On Tuesday, independent Canadian ISP Teksavvy announced its new service plans, effectively dropping the other shoe in the long-running usage-based Internet billing debate. The CRTC set things in motion in November with its government-ordered revisit of the issue and came up with something called capacity-based billing, a sort of diet UBB. In essence, rather than large network owners charging indie ISPs for every byte their customers download, the new system requires the smaller companies to buy chunks of capacity based on how much they think they’re going to need on a monthly basis.
While some commentators praised the decision, others—including Teksavvy—said the regulator screwed things up again. While the system itself was okay, the fees that a few big network owners are allowed to charge through it were way too high, they said, which will inevitably result in price increases for customers.

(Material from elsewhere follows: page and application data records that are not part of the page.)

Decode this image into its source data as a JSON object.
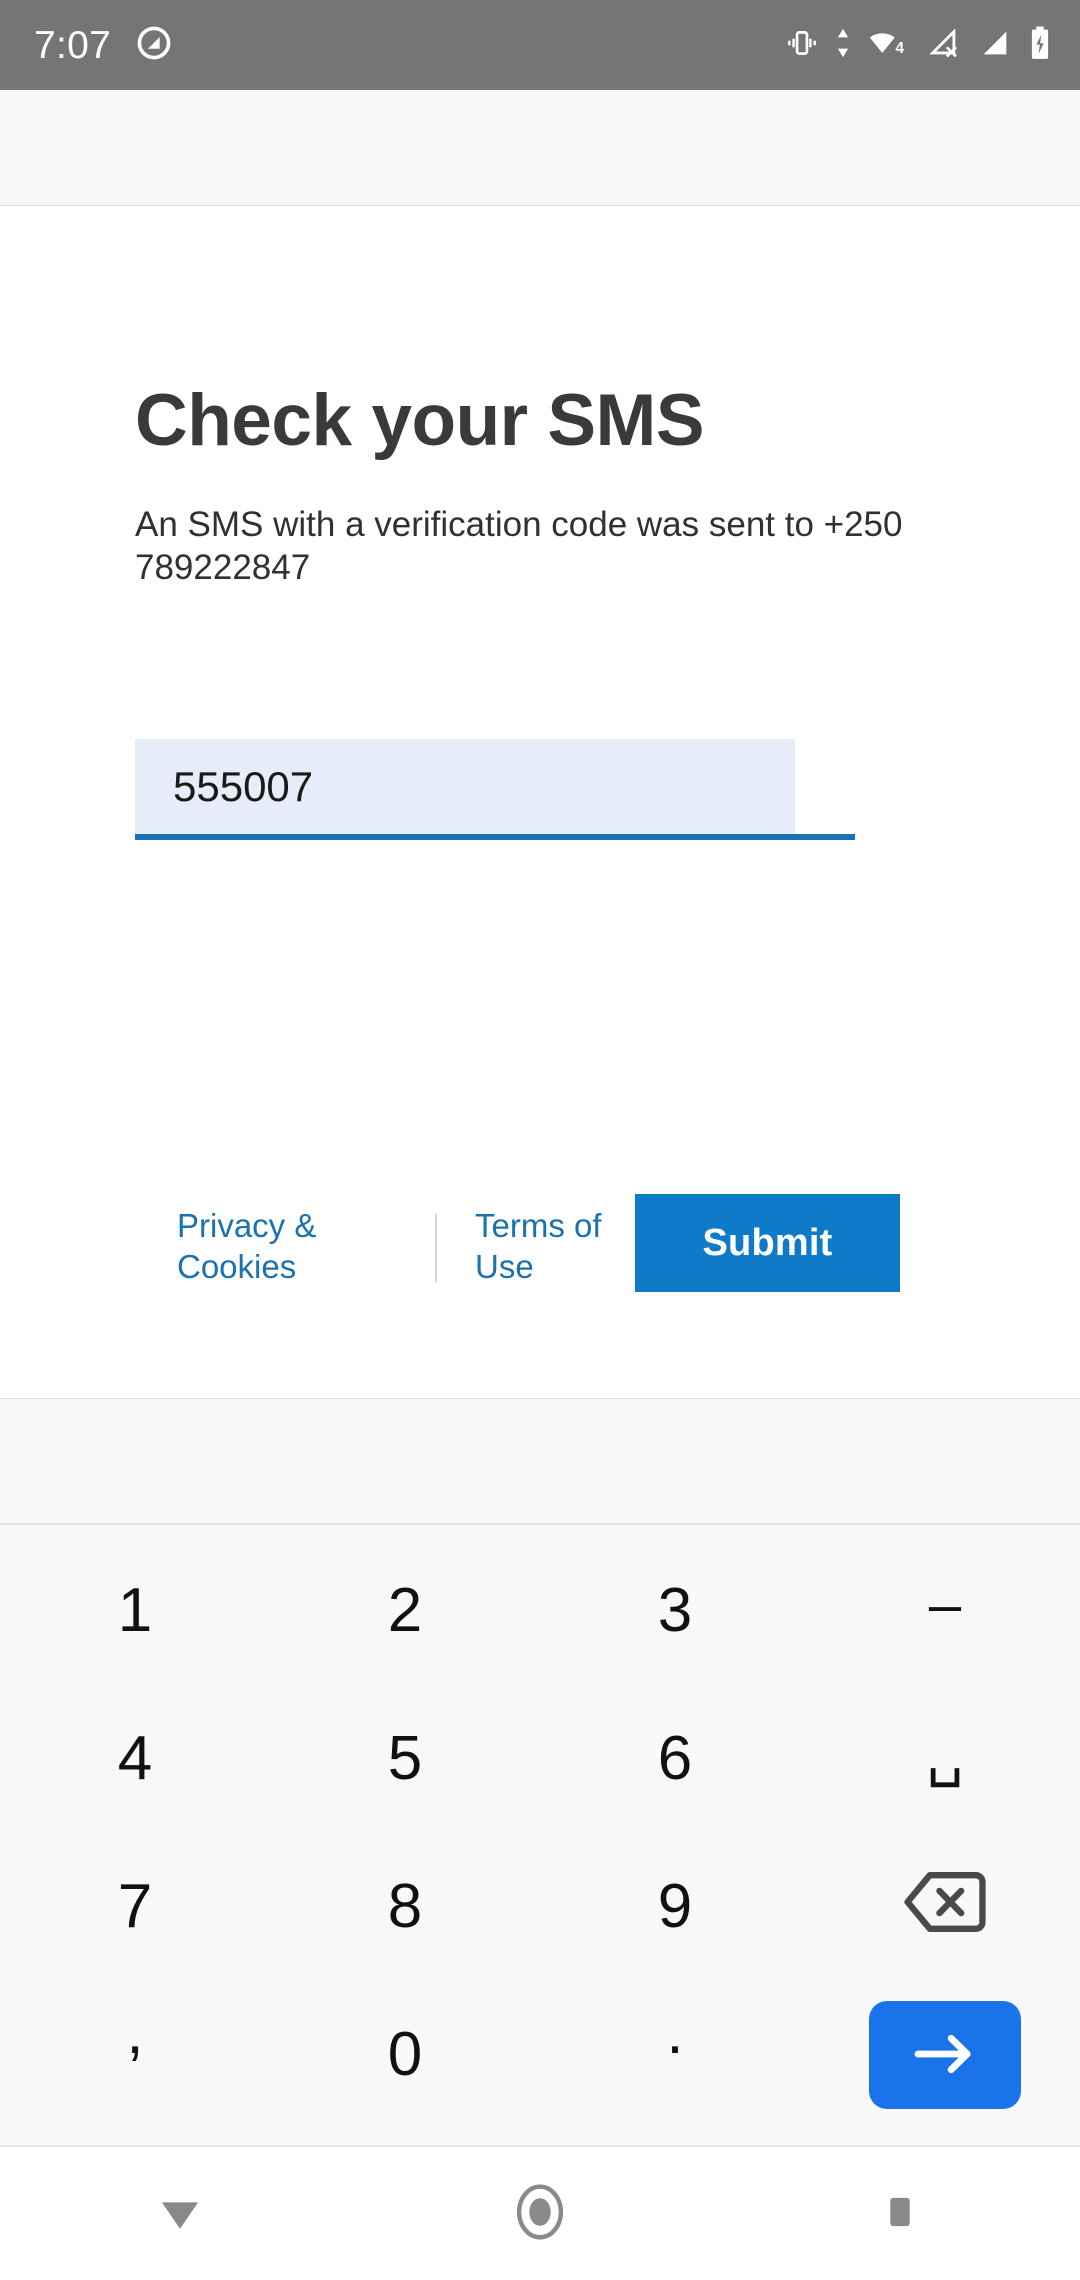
{
  "status_bar": {
    "time": "7:07",
    "left_icons": [
      {
        "name": "do-not-disturb-icon",
        "glyph": "⊘"
      }
    ],
    "right_icons": [
      {
        "name": "vibrate-icon"
      },
      {
        "name": "data-transfer-icon"
      },
      {
        "name": "wifi-icon",
        "badge": "4"
      },
      {
        "name": "no-sim-signal-icon"
      },
      {
        "name": "cellular-signal-icon"
      },
      {
        "name": "battery-charging-icon"
      }
    ],
    "background_color": "#757575",
    "foreground_color": "#ffffff"
  },
  "card": {
    "title": "Check your SMS",
    "subtitle": "An SMS with a verification code was sent to +250 789222847",
    "code_input": {
      "value": "555007",
      "placeholder": "Code",
      "highlight_color": "#e6ecf8",
      "underline_color": "#1a72b0"
    },
    "footer": {
      "privacy_link": "Privacy & Cookies",
      "terms_link": "Terms of Use",
      "submit_label": "Submit",
      "submit_color": "#0f7ac8",
      "link_color": "#1a72b0"
    }
  },
  "keyboard": {
    "background_color": "#f7f8fa",
    "enter_key_color": "#1a73e8",
    "rows": [
      [
        {
          "name": "key-1",
          "label": "1",
          "type": "digit"
        },
        {
          "name": "key-2",
          "label": "2",
          "type": "digit"
        },
        {
          "name": "key-3",
          "label": "3",
          "type": "digit"
        },
        {
          "name": "key-dash",
          "label": "–",
          "type": "symbol"
        }
      ],
      [
        {
          "name": "key-4",
          "label": "4",
          "type": "digit"
        },
        {
          "name": "key-5",
          "label": "5",
          "type": "digit"
        },
        {
          "name": "key-6",
          "label": "6",
          "type": "digit"
        },
        {
          "name": "key-space",
          "label": "␣",
          "type": "symbol"
        }
      ],
      [
        {
          "name": "key-7",
          "label": "7",
          "type": "digit"
        },
        {
          "name": "key-8",
          "label": "8",
          "type": "digit"
        },
        {
          "name": "key-9",
          "label": "9",
          "type": "digit"
        },
        {
          "name": "key-backspace",
          "label": "",
          "type": "backspace-icon"
        }
      ],
      [
        {
          "name": "key-comma",
          "label": ",",
          "type": "symbol"
        },
        {
          "name": "key-0",
          "label": "0",
          "type": "digit"
        },
        {
          "name": "key-period",
          "label": ".",
          "type": "symbol"
        },
        {
          "name": "key-enter",
          "label": "",
          "type": "enter-arrow-icon"
        }
      ]
    ]
  },
  "nav_bar": {
    "back_label": "back-triangle-icon",
    "home_label": "home-circle-icon",
    "recents_label": "recents-square-icon",
    "icon_color": "#8a8a8a"
  }
}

All eyes have since been on Teksavvy, one of the largest and most vocal of the UBB opponents, to see what it would do. In the end, the company’s new plans and the accompanying explanation are something of a mixed bag. On the one hand, most existing plans are going up by $3 to $4, which fits the predictions of 10% to 15% increases some observers pegged at the time of the CRTC’s ruling. The issue, as Teksavvy puts it, is that while the fixed portion of its costs actually went down somewhat thanks to the decision, the variable costs can potentially go up significantly:
“If left to stand, these prices will ensure that residential Internet service prices will increase dramatically as consumer usage at peak times increases… in the face of the recent decision, we have to modestly adjust our rates.”
On this front, if Teksavvy is to be believed and the rate increases are essentially going to further compensate network providers, capacity-based billing has achieved the same effect as the intention behind usage-based billing: prices for consumers are going up.
On the plus side, Teksavvy is now officially offering higher speeds—up to 24 megabits per second—with usage limits that are generally much more generous than incumbents at prices that are significantly lower. As many people pointed out on Twitter, even with the price increases, the company’s plans are still way better than what can be found elsewhere.
But there are plenty of downsides as well. For one, Teksavvy has introduced the concept of non-peak usage—customers can download all they want in the wee hours of the night without it counting against their caps. Some observers call this “innovative,” but it seems more like the first step down a slippery slope. It heralds a future where Internet usage is further compartmentalized—if it starts with file-sharing overnight, how long till someone makes it more expensive to watch online video in the evening, or to Skype during the afternoon? Not only can this approach become confusing, it can also become expensive and limiting in a hurry.
The only countries I know of that have adopted such non-peak usage concepts are Australia and New Zealand, both of which are in the process of building multi-billion-dollar next-generation fibre networks because their telco monopolies have failed to provide decent infrastructure on their own. The two countries, along with Iceland and Canada, are also the only ones where unlimited usage plans are uncommon if not completely absent. As I’ve pointed out before, one of those countries (cough, Canada, cough) is not like the others. As far as anyone can tell, Canada is not an isolated island that must buy capacity on cables that run under the ocean.
Is the idea of compartmentalized Internet service, where Canadians can only watch Netflix or other online video in the early hours of the morning for fear of exceeding their caps, an absurdist notion? Yes indeed, it’s a dystopian future that is perhaps an exaggeration of the issue, but it’s no less absurd than imposing a capacity-based billing scheme in response to congestion problems that large network owners have yet to prove.
It’s also thoroughly absurd to suggest that limiting how Canadians use the Internet—rather than expanding their use of it—is in any way “innovative.”